New reports critical of press freedom in U.S.
Despite many Americans holding the First Amendment near and dear to their hearts, freedom of speech and the press within the country has suffered greatly according to new reports.
When discussions of press freedom arise, countries like Jamaica, Costa Rica and Uruguay are not usually among the countries involved in the discussion. Freedom of expression has long been one of the major civil liberties that activists have sought to defend for years in the United States. Dating back to the days of the Founding Fathers, these ideas and democracy have been inextricably linked as a way in which citizens can offer criticism towards the government.
There have been a number of attempts throughout history to limit these freedoms in the United States that have widely been defeated. Lately however, the press and expression as a whole has come under greater control of the government and in doing so, limiting the the rights of citizens.
Press Freedom Index concerns
Reporters Without Borders released its ranking for its Press Freedom Index and has found that there is a strong link between democracies and open expression. By allowing for an free dialogue regarding government criticisms the voice of the people can be better represented in legislative proceedings. The Secretary General of the organization, Christophe Deloire, elaborated on this relationship.
"The Press Freedom Index published by Reporters Without Borders does not take direct account of the kind of political system," he said, "but it is clear that democracies provide better protection for the freedom to produce and circulate accurate news and information than countries where human rights are flouted."
This is why the ranking of the U.S. is rather alarming. According to the Index, the country ranked 32nd in the world, being beat out by countries such as Australia, Ghana and Suriname. While the country has moved up 15 spots since last year, these numbers still have a far ways to go, especially when "democracy" is often one of the major pillars of the country's foreign policy.
Federal government "falls short of promise"
This ranking can perhaps be better understood in the context of a recent report from the Committee to Protect Journalists. The report is the first of its kind from the CPJ and indicates that surveillance programs within the United States have been a major reason to blame for the limitations on freedom.
When President Barack Obama first took office, he pledged to make the government transparent, however, the report finds that this has been just the opposite. Since 2009, there have been six government employees and two contractors, one of which was Edward Snowden, that that have been pursued under the 1917 Espionage Act, but what is arguably more concerning is that there have been a total of three such instances in all the previous presidential administrations.

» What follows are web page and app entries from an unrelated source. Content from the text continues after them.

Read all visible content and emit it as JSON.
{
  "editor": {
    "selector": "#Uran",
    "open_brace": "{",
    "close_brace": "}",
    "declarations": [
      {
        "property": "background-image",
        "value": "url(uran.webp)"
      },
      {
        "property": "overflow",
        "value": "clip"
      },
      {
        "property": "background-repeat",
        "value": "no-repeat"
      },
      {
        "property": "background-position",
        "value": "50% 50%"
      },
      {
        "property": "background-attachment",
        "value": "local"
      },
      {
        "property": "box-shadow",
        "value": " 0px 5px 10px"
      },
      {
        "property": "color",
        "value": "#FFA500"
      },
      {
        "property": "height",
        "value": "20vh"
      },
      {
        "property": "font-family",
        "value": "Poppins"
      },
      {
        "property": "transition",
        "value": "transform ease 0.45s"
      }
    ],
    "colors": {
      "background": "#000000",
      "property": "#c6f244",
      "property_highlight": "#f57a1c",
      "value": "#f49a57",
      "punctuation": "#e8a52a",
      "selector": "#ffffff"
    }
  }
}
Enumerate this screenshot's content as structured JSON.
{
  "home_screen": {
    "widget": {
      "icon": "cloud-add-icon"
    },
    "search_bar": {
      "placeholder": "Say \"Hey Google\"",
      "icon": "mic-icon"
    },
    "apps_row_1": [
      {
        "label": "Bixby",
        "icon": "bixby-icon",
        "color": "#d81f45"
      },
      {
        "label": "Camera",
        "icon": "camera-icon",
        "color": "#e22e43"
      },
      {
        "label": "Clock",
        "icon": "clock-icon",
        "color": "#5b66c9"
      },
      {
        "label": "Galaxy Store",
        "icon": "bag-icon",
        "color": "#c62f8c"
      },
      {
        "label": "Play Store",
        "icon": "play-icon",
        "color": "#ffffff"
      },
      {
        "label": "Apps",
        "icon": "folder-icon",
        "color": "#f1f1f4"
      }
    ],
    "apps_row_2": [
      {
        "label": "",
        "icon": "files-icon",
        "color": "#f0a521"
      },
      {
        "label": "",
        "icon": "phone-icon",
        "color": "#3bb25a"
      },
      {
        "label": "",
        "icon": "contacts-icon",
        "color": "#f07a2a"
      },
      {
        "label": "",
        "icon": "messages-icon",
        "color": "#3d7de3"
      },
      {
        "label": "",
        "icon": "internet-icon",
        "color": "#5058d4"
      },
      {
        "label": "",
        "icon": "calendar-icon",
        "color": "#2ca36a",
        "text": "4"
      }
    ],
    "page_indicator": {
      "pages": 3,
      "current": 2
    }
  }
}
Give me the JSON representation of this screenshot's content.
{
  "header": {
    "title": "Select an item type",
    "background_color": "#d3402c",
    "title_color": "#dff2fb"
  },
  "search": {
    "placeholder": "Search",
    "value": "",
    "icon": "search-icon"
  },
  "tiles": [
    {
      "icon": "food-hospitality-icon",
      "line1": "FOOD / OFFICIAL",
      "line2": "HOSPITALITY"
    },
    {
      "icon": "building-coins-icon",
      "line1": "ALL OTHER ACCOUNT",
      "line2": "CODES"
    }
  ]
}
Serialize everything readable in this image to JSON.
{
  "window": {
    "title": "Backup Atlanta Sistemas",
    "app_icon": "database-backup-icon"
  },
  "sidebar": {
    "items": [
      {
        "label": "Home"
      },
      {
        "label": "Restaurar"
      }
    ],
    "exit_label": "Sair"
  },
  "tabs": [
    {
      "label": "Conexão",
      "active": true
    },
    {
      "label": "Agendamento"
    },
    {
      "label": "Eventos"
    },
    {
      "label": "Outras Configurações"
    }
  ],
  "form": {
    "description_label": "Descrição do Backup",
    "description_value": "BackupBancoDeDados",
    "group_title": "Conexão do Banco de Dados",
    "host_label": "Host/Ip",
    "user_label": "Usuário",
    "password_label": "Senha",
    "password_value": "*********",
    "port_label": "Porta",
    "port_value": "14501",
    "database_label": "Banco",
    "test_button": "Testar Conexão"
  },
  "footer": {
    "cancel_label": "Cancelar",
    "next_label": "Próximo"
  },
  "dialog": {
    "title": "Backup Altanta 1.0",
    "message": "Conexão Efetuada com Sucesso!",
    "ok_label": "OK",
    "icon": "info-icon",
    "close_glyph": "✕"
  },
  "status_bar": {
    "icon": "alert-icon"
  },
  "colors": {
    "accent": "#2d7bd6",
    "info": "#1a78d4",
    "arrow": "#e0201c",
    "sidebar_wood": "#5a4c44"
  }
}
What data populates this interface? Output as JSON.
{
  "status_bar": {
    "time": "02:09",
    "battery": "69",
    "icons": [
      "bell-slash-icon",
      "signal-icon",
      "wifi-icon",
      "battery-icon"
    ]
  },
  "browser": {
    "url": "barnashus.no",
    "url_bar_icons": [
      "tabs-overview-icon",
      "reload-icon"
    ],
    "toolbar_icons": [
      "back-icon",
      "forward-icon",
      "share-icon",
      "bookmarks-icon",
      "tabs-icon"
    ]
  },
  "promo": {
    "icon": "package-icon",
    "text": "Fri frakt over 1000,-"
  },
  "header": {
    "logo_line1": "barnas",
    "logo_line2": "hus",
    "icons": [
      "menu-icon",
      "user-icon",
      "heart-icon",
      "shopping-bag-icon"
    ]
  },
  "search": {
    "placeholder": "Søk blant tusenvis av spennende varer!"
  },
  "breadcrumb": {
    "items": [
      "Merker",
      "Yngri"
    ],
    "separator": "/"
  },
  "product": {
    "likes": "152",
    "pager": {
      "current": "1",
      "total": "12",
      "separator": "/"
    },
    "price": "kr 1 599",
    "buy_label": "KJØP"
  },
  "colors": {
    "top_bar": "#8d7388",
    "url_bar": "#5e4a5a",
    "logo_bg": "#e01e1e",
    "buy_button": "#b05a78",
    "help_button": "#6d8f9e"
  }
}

Looking at the Edward Snowden leaks about the PRISM scandal as a reference, this becomes increasingly alarming given that the information that came out revealed that the program actually violated the privacy rights of citizens' as opposed to an actual act of "spying."
On top of this, a number of journalists have come under greater scrutiny as of late. The report explains that journalists and their government contacts who provide this information are growing increasingly concerned that their emails and wires could be tapped by the government because of the information that they publish. This is making both the journalists and contacts fearful of publishing this kind of information in the future.
Unfortunately, as the government pursues this kind of action, it says it is doing the opposite.
"President Obama had said that default should be disclosure," a New York Times reporter told the news source. "The culture they've created is not one that favors disclosure."
This makes one wonder how democratic of a society has the U.S. become.